Ian Stuart's comments signalled that a more accommodative approach from Prime Minister Theresa May on Brexit could result in a smaller City exodus after the UK leaves the EU.

HSBC, which currently has 43,000 employees in the UK, revealed in January that it was planning to move "activities covered specifically by European financial regulation" to the EU, resulting in about 1,000 jobs being shifted to the Continent.

"Depending on a hard or soft Brexit, that number might be slightly less than that, so it's going to be updated all the time," Mr Stuart told BBC Breakfast on Friday.

"We're still in uncharted waters today and we don't know exactly how it's going to look, so we've got to plan ahead."

A number of banks announced similar contingency plans after Mrs May confirmed that Britain will ditch the single market, which would subsequently see City firms lose passporting rights that provide wide-ranging EU access for UK-based financial services.

JP Morgan - which currently has 16,000 staff in the UK - has said it will ramp up operations at a number of its EU sites, with plans to move up to 1,000 London jobs to offices in Dublin, Frankfurt and Luxembourg in light of Brexit.

Standard Chartered has contacted German regulators about plans to set up a Frankfurt subsidiary, and Japanese banks Nomura and Daiwa are also understood to be on track to expand their operations in the German city.

But HSBC's group chief executive Stuart Gulliver said in January that the bank was in "no rush" to shift operations away from the UK, given that HSBC already has a full service universal bank within the EU after buying up Credit Commercial de France in 2002.

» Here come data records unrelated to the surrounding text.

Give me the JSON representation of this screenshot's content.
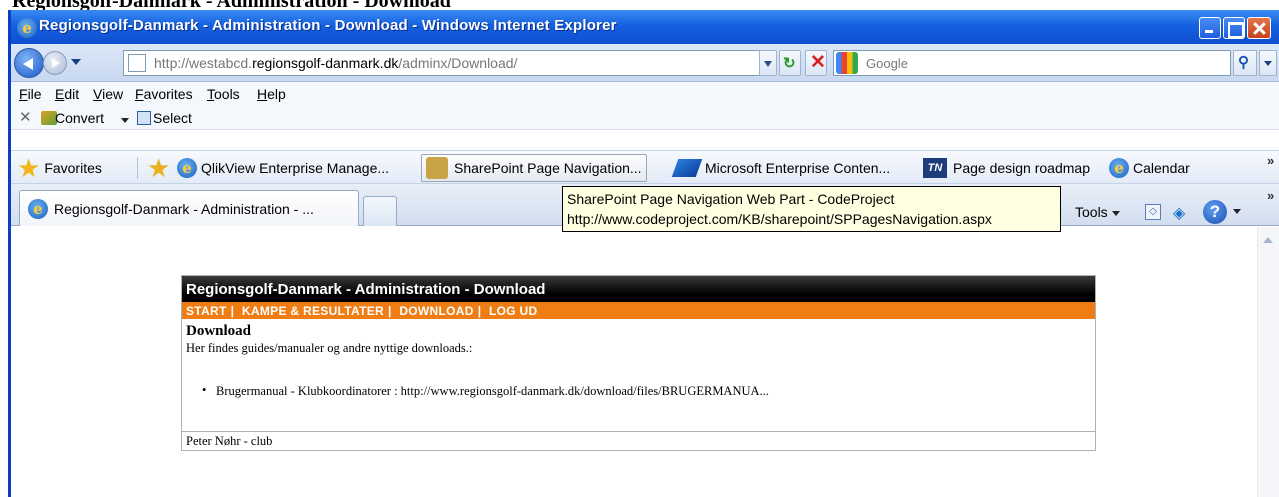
{
  "caption": "Regionsgolf-Danmark - Administration - Download",
  "window": {
    "title": "Regionsgolf-Danmark - Administration - Download - Windows Internet Explorer"
  },
  "address": {
    "url_prefix": "http://westabcd.",
    "url_domain": "regionsgolf-danmark.dk",
    "url_path": "/adminx/Download/"
  },
  "search": {
    "placeholder": "Google"
  },
  "menu": [
    "File",
    "Edit",
    "View",
    "Favorites",
    "Tools",
    "Help"
  ],
  "convert_bar": {
    "convert_label": "Convert",
    "select_label": "Select"
  },
  "favorites_bar": {
    "favorites_label": "Favorites",
    "items": [
      "QlikView Enterprise Manage...",
      "SharePoint Page Navigation...",
      "Microsoft Enterprise Conten...",
      "Page design roadmap",
      "Calendar"
    ]
  },
  "tabs": {
    "active_label": "Regionsgolf-Danmark - Administration - ..."
  },
  "command_bar": {
    "tools_label": "Tools"
  },
  "tooltip": {
    "line1": "SharePoint Page Navigation Web Part - CodeProject",
    "line2": "http://www.codeproject.com/KB/sharepoint/SPPagesNavigation.aspx"
  },
  "site": {
    "header": "Regionsgolf-Danmark - Administration - Download",
    "nav": [
      "START",
      "KAMPE & RESULTATER",
      "DOWNLOAD",
      "LOG UD"
    ],
    "heading": "Download",
    "description": "Her findes guides/manualer og andre nyttige downloads.:",
    "download_item": "Brugermanual - Klubkoordinatorer : http://www.regionsgolf-danmark.dk/download/files/BRUGERMANUA...",
    "footer": "Peter Nøhr - club"
  },
  "colors": {
    "titlebar": "#1560e0",
    "site_nav": "#ef7d14",
    "site_header": "#000000",
    "tooltip_bg": "#ffffe1"
  }
}
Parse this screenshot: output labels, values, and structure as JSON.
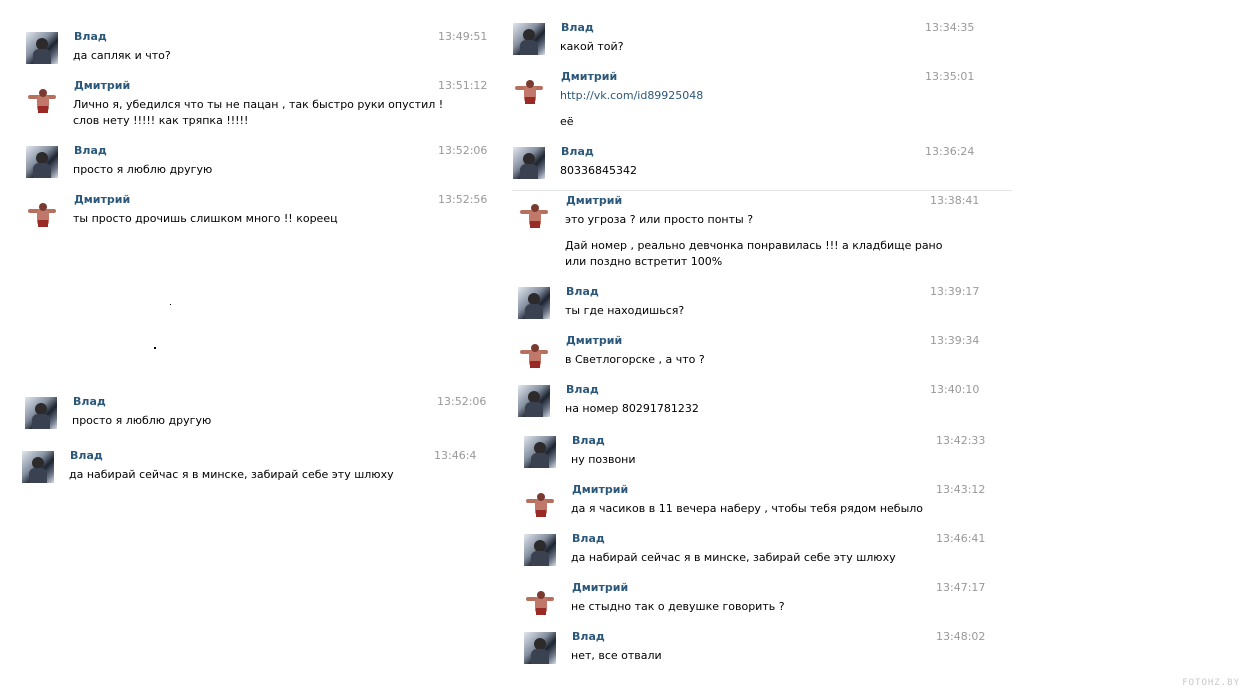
{
  "left_column": [
    {
      "author": "Влад",
      "avatar": "vlad",
      "time": "13:49:51",
      "lines": [
        "да сапляк и что?"
      ]
    },
    {
      "author": "Дмитрий",
      "avatar": "dima",
      "time": "13:51:12",
      "lines": [
        "Лично я, убедился что ты не пацан , так быстро руки опустил !",
        "слов нету !!!!! как тряпка !!!!!"
      ]
    },
    {
      "author": "Влад",
      "avatar": "vlad",
      "time": "13:52:06",
      "lines": [
        "просто я люблю другую"
      ]
    },
    {
      "author": "Дмитрий",
      "avatar": "dima",
      "time": "13:52:56",
      "lines": [
        "ты просто дрочишь слишком много !! кореец"
      ]
    },
    {
      "author": "Влад",
      "avatar": "vlad",
      "time": "13:52:06",
      "lines": [
        "просто я люблю другую"
      ]
    },
    {
      "author": "Влад",
      "avatar": "vlad",
      "time": "13:46:4",
      "lines": [
        "да набирай сейчас я в минске, забирай себе эту шлюху"
      ]
    }
  ],
  "right_column": [
    {
      "author": "Влад",
      "avatar": "vlad",
      "time": "13:34:35",
      "lines": [
        "какой той?"
      ]
    },
    {
      "author": "Дмитрий",
      "avatar": "dima",
      "time": "13:35:01",
      "link": "http://vk.com/id89925048",
      "lines": [
        "её"
      ]
    },
    {
      "author": "Влад",
      "avatar": "vlad",
      "time": "13:36:24",
      "lines": [
        "80336845342"
      ]
    },
    {
      "author": "Дмитрий",
      "avatar": "dima",
      "time": "13:38:41",
      "lines": [
        "это угроза ? или просто понты ?"
      ],
      "lines2": [
        "Дай номер , реально девчонка понравилась !!! а кладбище рано",
        "или поздно встретит 100%"
      ]
    },
    {
      "author": "Влад",
      "avatar": "vlad",
      "time": "13:39:17",
      "lines": [
        "ты где находишься?"
      ]
    },
    {
      "author": "Дмитрий",
      "avatar": "dima",
      "time": "13:39:34",
      "lines": [
        "в Светлогорске , а что ?"
      ]
    },
    {
      "author": "Влад",
      "avatar": "vlad",
      "time": "13:40:10",
      "lines": [
        "на номер 80291781232"
      ]
    },
    {
      "author": "Влад",
      "avatar": "vlad",
      "time": "13:42:33",
      "lines": [
        "ну позвони"
      ]
    },
    {
      "author": "Дмитрий",
      "avatar": "dima",
      "time": "13:43:12",
      "lines": [
        "да я часиков в 11 вечера наберу , чтобы тебя рядом небыло"
      ]
    },
    {
      "author": "Влад",
      "avatar": "vlad",
      "time": "13:46:41",
      "lines": [
        "да набирай сейчас я в минске, забирай себе эту шлюху"
      ]
    },
    {
      "author": "Дмитрий",
      "avatar": "dima",
      "time": "13:47:17",
      "lines": [
        "не стыдно так о девушке говорить ?"
      ]
    },
    {
      "author": "Влад",
      "avatar": "vlad",
      "time": "13:48:02",
      "lines": [
        "нет, все отвали"
      ]
    }
  ],
  "watermark": "FOTOHZ.BY",
  "colors": {
    "author": "#2b587a",
    "time": "#999999",
    "text": "#000000",
    "divider": "#e4e6e9"
  }
}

On Friday, Mr Stuart reiterated HSBC's commitment to Britain, saying the bank would be in the UK for "many years to come".